They are the songs you cannot get out of your head. Now scientists may have found a way to help anyone plagued by those annoying tunes that lodge themselves inside our heads and repeat on an endless loop.
Researchers claim the best way to stopping the phenomenon, sometimes known as earworms – where snippets of a catchy song inexplicably play like a broken record in your brain – is to solve some tricky anagrams.
This can force the intrusive music out of your working memory, they say, allowing it to be replaced with other more amenable thoughts.
But they also warn not to try anything too difficult as those irritating melodies may wiggle their way back into your consciousness.
For those unwilling to carry around a book of anagrams, a good novel may also do the trick.
The key is to find something that will give the right level of challenge,” said Dr Ira Hyman, a music psychologist at Western Washington University who conducted the research. “If you are cognitively engaged, it limits the ability of intrusive songs to enter your head.

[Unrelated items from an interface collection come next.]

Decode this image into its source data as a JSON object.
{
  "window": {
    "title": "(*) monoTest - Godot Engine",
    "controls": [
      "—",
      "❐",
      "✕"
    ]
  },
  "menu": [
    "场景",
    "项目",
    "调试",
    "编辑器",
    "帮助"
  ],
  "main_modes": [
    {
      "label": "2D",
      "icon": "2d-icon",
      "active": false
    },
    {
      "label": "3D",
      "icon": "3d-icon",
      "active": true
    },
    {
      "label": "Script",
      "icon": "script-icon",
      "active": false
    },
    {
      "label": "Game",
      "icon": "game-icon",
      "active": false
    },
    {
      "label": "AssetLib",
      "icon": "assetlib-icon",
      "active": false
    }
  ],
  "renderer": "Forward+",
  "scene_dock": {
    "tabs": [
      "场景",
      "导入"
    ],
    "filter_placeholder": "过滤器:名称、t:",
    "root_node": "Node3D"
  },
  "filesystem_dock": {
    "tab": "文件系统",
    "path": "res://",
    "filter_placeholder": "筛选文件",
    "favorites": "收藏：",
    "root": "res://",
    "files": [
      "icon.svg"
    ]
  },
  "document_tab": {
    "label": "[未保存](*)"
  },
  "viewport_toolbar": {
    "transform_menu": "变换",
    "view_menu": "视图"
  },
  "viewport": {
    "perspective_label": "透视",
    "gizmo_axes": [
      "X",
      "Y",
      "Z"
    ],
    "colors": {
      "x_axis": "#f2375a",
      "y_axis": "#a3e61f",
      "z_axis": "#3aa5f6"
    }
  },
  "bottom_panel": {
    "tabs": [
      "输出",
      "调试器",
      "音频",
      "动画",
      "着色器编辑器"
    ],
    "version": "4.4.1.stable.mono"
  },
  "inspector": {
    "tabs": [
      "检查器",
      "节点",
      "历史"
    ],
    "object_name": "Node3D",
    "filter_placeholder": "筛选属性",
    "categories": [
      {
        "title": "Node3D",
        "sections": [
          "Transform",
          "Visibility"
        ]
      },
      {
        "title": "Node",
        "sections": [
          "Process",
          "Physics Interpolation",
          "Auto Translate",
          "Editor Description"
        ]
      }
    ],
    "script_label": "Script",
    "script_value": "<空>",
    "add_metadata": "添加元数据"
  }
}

Wow. Concentrate enough on something else, and the song in your head will go away! What a discovery!
Of course sometimes you might find it wasn't worth the effort. What's worse, having an annoying earworm bug you for a few minutes or wasting that time on a meaningless anagram? It's sort of like thinking about something else as a way to, um, delay the inevitable during lovemaking. It works, sure, but at the cost of diluting the attention you should be paying to the experience.
I hate it when commercial jingles get stuck in my head. Just means they're as good at being catchy as they're supposed to be, I guess.